|Secondary progressive MS and relapsing remitting MS tend to be more common in women than men.||Approximately equal numbers of men and women are diagnosed with primary progressive MS.|
|Women tend to have more MS lesions, or scar tissue.||Men tend to have |
|Pregnancy has been associated with a temporarily lowered risk of relapse, but some treatments |
|Menopause tends to lessen sex-related differences in later MS diagnoses.|
A doctor — most likely a neurologist — will perform several tests to diagnose MS, including:
- Neurological exam: Your doctor will check for impaired brain or spine function.
- Eye exam: This is a series of tests designed to evaluate your vision.
- MRI: This is a technique that uses a powerful magnetic field and radio waves to create cross-sectional images of the brain and spinal cord.
- Spinal tap: Also called a lumbar puncture, this test involves a long needle that’s inserted into your spine to remove a sample of fluid circulating around your brain and spinal cord.
Doctors use these tests to look for demyelination to the central nervous system affecting at least two separate areas. They must also determine that at least 1 month has passed between the episodes. These tests are also used to rule out other conditions.

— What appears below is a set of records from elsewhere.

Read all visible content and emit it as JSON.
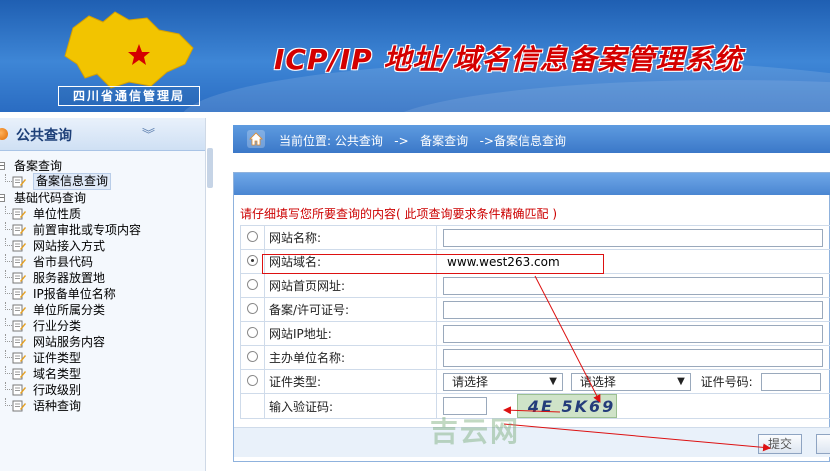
{
  "header": {
    "system_title": "ICP/IP 地址/域名信息备案管理系统",
    "bureau_name": "四川省通信管理局"
  },
  "sidebar": {
    "title": "公共查询",
    "tree": [
      {
        "label": "备案查询",
        "type": "group"
      },
      {
        "label": "备案信息查询",
        "type": "leaf",
        "selected": true
      },
      {
        "label": "基础代码查询",
        "type": "group"
      },
      {
        "label": "单位性质",
        "type": "leaf"
      },
      {
        "label": "前置审批或专项内容",
        "type": "leaf"
      },
      {
        "label": "网站接入方式",
        "type": "leaf"
      },
      {
        "label": "省市县代码",
        "type": "leaf"
      },
      {
        "label": "服务器放置地",
        "type": "leaf"
      },
      {
        "label": "IP报备单位名称",
        "type": "leaf"
      },
      {
        "label": "单位所属分类",
        "type": "leaf"
      },
      {
        "label": "行业分类",
        "type": "leaf"
      },
      {
        "label": "网站服务内容",
        "type": "leaf"
      },
      {
        "label": "证件类型",
        "type": "leaf"
      },
      {
        "label": "域名类型",
        "type": "leaf"
      },
      {
        "label": "行政级别",
        "type": "leaf"
      },
      {
        "label": "语种查询",
        "type": "leaf"
      }
    ]
  },
  "breadcrumb": {
    "text": "当前位置: 公共查询   ->   备案查询   ->备案信息查询"
  },
  "form": {
    "instruction": "请仔细填写您所要查询的内容( 此项查询要求条件精确匹配 )",
    "rows": [
      {
        "label": "网站名称:",
        "value": "",
        "checked": false
      },
      {
        "label": "网站域名:",
        "value": "www.west263.com",
        "checked": true
      },
      {
        "label": "网站首页网址:",
        "value": "",
        "checked": false
      },
      {
        "label": "备案/许可证号:",
        "value": "",
        "checked": false
      },
      {
        "label": "网站IP地址:",
        "value": "",
        "checked": false
      },
      {
        "label": "主办单位名称:",
        "value": "",
        "checked": false
      }
    ],
    "cert_type_label": "证件类型:",
    "cert_select_1": "请选择",
    "cert_select_2": "请选择",
    "cert_no_label": "证件号码:",
    "captcha_label": "输入验证码:",
    "captcha_text": "4E 5K69",
    "submit_label": "提交"
  },
  "watermark": "吉云网",
  "colors": {
    "header_blue": "#2a6cc2",
    "title_red": "#d40000",
    "instruction_red": "#cc0000",
    "annotation_red": "#dd1111"
  }
}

MS often astounds doctors because of how much it can vary in both its severity and the ways that it affects people. Attacks can last a few weeks and then disappear. But relapses can get progressively worse and more unpredictable, and come with different symptoms. Early detection may help prevent MS from progressing quickly.
If you don’t already have a neurologist, the Healthline FindCare tool can help you find a physician in your area.
Misdiagnosis is also possible. An older study from 2012 found that nearly 75 percent of surveyed MS specialists had seen at least three patients over the past 12 months who’d been misdiagnosed.
MS is a challenging disorder, but researchers have discovered many treatments that can slow its progression and manage symptoms.
The best defense against MS is seeing your doctor immediately after you experience the first warning signs. This is especially important if someone in your immediate family has the disorder, as it’s likely one of the key risk factors for MS.
Don’t hesitate. It could make all the difference.